Researched Based Guidelines for Mental Health
Life away from my co-workers, groups, and the youth I work with has been a challenge, indeed. I miss them and I worry for them. I have grabbed onto the uniqueness of the situation, embraced the opportunity to spend quality time with my 20-year-old daughter, keeping my house tidy, and enjoying my long walks with my dog. However there are so many mixed emotions sometimes minute by minute; the political climate, the uncertainty of when this will get end, paying attention to every cough and ache. I worry about my 79 year old dad, my elderly aunt and uncle, my cousin who is immune compromised, my sister in law who has Lupus, and my correctional officer brother. I know each of us has similar stories and worries.
The American Psychological Association put out a great article entitled “Keeping Your Distance to Stay Safe” that helped me manage my anxiety. The article addressed how to maintain social distancing while getting the support that we need.
I trust we are all doing what we can to stay safe and that of course means, staying home as much as possible. It is frustrating to see that people are not respecting the call for social distancing, however to avoid that dilemma, is to do your part, control only what you can control. The question is, how do we stay mentally and emotionally healthy?
Psychologists have created guidelines for dealing with this unprecedented circumstance, based on research!
First off if you are in crisis:
- Call 211
- Substance Abuse and Mental Health Services Administration Disaster Distress Helpline
- National Suicide Prevention Lifeline
The article discusses preparing yourselves prior to the event; however it is not too late!
- Sit down and sketch out a plan of action. How are you and/or those in your household going to spend your time?
- Make a to do list that will include both physical and mental health strategies.
- Make a list of those that you can reach out to you if you need psychological support, informally and professionally.
Spending too much time watching the news, listening to press conferences, obsessing on social media, talking or interacting informally about the crisis can contribute to increase anxiety, frustration, and fear.
- Only gather information from reliable resources
- US Centers for Disease Control & Prevention
- World Health Organization
- US Substance Abuse and Mental Health Services Administration
- The bulk of your time should be spent engaged in activities not related to the crisis
Create and follow a daily routine
- Provides a sense of purpose
- Include consistent daily activities such as chores, work, learning, exercise, set meal and leisure times
Stay virtually connected with others
Make an effort to reach out to friends, family members, and co-workers. You can gain ideas, discuss similar experiences, express sadness and other emotions.
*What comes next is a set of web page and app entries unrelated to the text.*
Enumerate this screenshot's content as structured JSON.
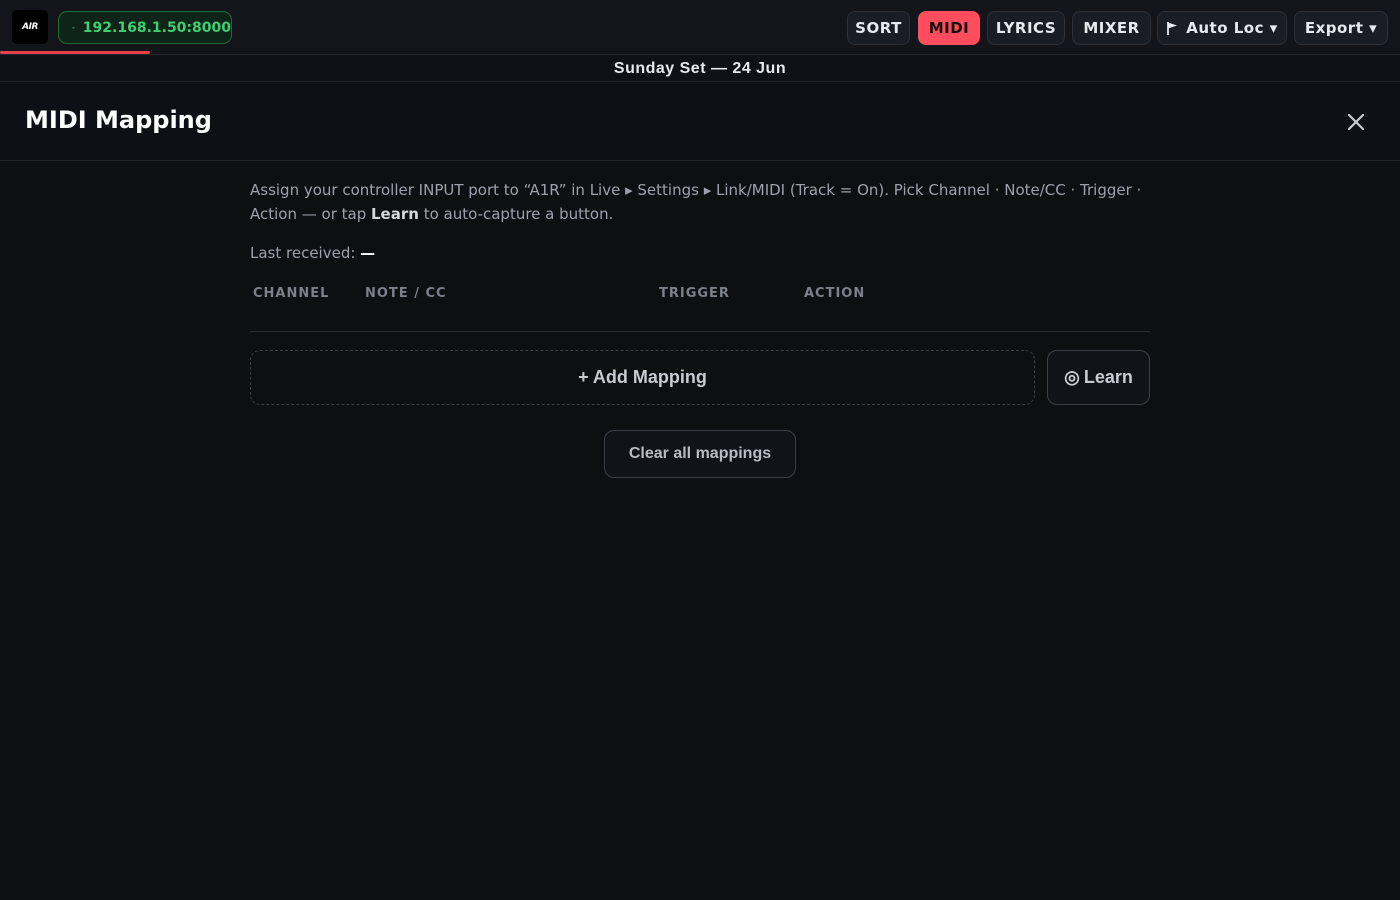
{
  "app": {
    "logo_text": "AIR",
    "connection": "192.168.1.50:8000"
  },
  "toolbar": {
    "sort": "SORT",
    "midi": "MIDI",
    "lyrics": "LYRICS",
    "mixer": "MIXER",
    "auto_loc": "Auto Loc ▾",
    "export": "Export ▾"
  },
  "set_title": "Sunday Set — 24 Jun",
  "panel": {
    "title": "MIDI Mapping",
    "description_part1": "Assign your controller INPUT port to “A1R” in Live ▸ Settings ▸ Link/MIDI (Track = On). Pick Channel · Note/CC · Trigger · Action — or tap ",
    "description_bold": "Learn",
    "description_part2": " to auto-capture a button.",
    "last_received_label": "Last received: ",
    "last_received_value": "—",
    "columns": [
      "CHANNEL",
      "NOTE / CC",
      "TRIGGER",
      "ACTION"
    ],
    "add_mapping": "+ Add Mapping",
    "learn_icon": "◎",
    "learn": "Learn",
    "clear_all": "Clear all mappings"
  },
  "colors": {
    "accent": "#ff4d5e",
    "connected": "#3ecf72",
    "background": "#0e0f13"
  }
}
There are free resources:
- Face Time
- Google Hangout
Maintain a healthy lifestyle
- Part of the routine you establish, ensure that you have set bed tie
- Eat well
- If you need more professional health, reach out to your primary care physician who can help recommend physical health solutions as well as mental health support.
Use psychological strategies to manage stress and stay positive
- Focus on what you can change and not what you can’t
- Keep a gratitude journal
- Practice mindfulness & relaxation exercises
- Focus on the humanitarian reasons we are social distancing; when you do so, you are helping society as a whole
RESOURCE: Keeping Your Distance to Stay Save (n.d). Retrieved from: https://www.apa.org/practice/programs/dmhi/research-information/social-distancing